ACT English 3.4 Passage Drill
ACT English: Passage Drill 3, Problem 4. Which choice describes the location of the subject correctly?
|ACT English||Passage Drill|
|Product Type||ACT English|
This question requires us to know the location from which this spinning column of low-pressure
air is stirring up the water. Don’t worry; we don’t have to be Bill Nye the Science
guy to figure it out.
All we have to do is take a good look at the context in which the underlined portion appears.
For instance, choice (B) is ridiculous and insults our intelligence.
If the phrase “from above you” replaced the underlined portion, it would imply that
tornadic waterspouts tend to form directly over people.
Thankfully for swimming enthusiasts across the globe, this isn’t true.
Otherwise, there’d probably be legends of raining humans, instead of fish and frogs.
Choice (D) kinda gets across the right idea. Air pressure does come from above, because
it’s...like...air. However, there’s no need to qualify the statement with the fact
that it doesn’t come from below.
Even if we didn’t pay attention in Earth Science, most of us are pretty clear on the
fact that the sky is above the ocean.
Ultimately, (D) is too wordy, and there's no time for excess verbiage when it's raining frogs.
This narrows down the options to (A) and (C), which offer “overhead” and “up above,” respectively.
Out of the two, “overhead” is the best choice because it’s more specific.
“Up above” could mean anywhere higher in the sky,

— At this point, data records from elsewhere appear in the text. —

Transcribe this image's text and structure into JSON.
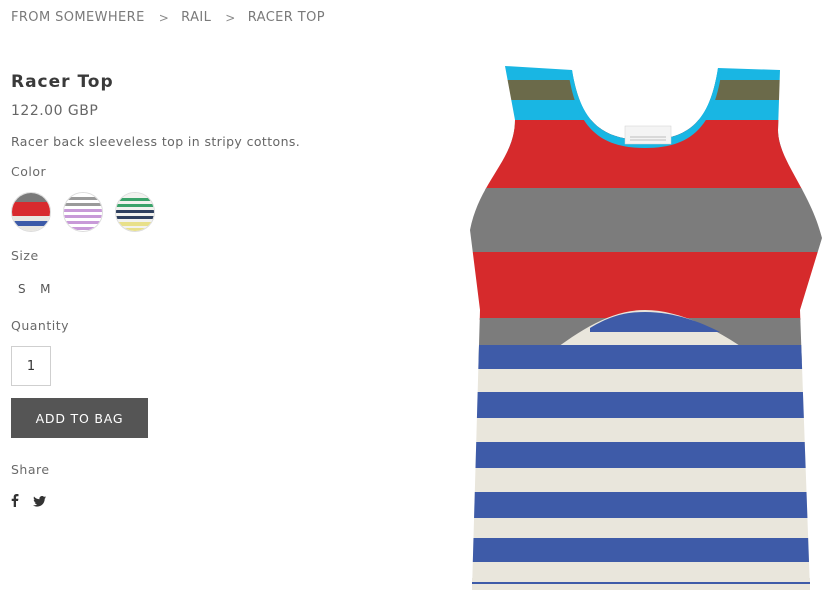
{
  "breadcrumb": {
    "items": [
      "FROM SOMEWHERE",
      "RAIL",
      "RACER TOP"
    ],
    "separator": ">"
  },
  "product": {
    "title": "Racer Top",
    "price": "122.00 GBP",
    "description": "Racer back sleeveless top in stripy cottons."
  },
  "color_section": {
    "label": "Color",
    "swatches": [
      {
        "name": "red-grey-blue",
        "colors": [
          "#d82a2e",
          "#7a7a7a",
          "#3c5aa8",
          "#e8e6e0"
        ]
      },
      {
        "name": "lilac-grey",
        "colors": [
          "#c89ad8",
          "#9a9a9a",
          "#ffffff"
        ]
      },
      {
        "name": "green-navy-yellow",
        "colors": [
          "#3aa36a",
          "#2e3f5e",
          "#e8e08a",
          "#f2f2ee"
        ]
      }
    ]
  },
  "size_section": {
    "label": "Size",
    "options": [
      "S",
      "M"
    ]
  },
  "quantity_section": {
    "label": "Quantity",
    "value": "1"
  },
  "add_to_bag": {
    "label": "ADD TO BAG"
  },
  "share_section": {
    "label": "Share",
    "icons": [
      "facebook-icon",
      "twitter-icon"
    ]
  },
  "product_image": {
    "stripe_colors": {
      "cyan": "#19b6e3",
      "olive": "#6b6a4a",
      "red": "#d62a2c",
      "grey": "#7c7c7c",
      "blue": "#3e5ba8",
      "cream": "#e9e6dc"
    }
  }
}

while "overhead" indicates that the air is stirring directly above the water.
If it can rain fish and frogs, can it rain stinging jellyfish?
Let’s hope not.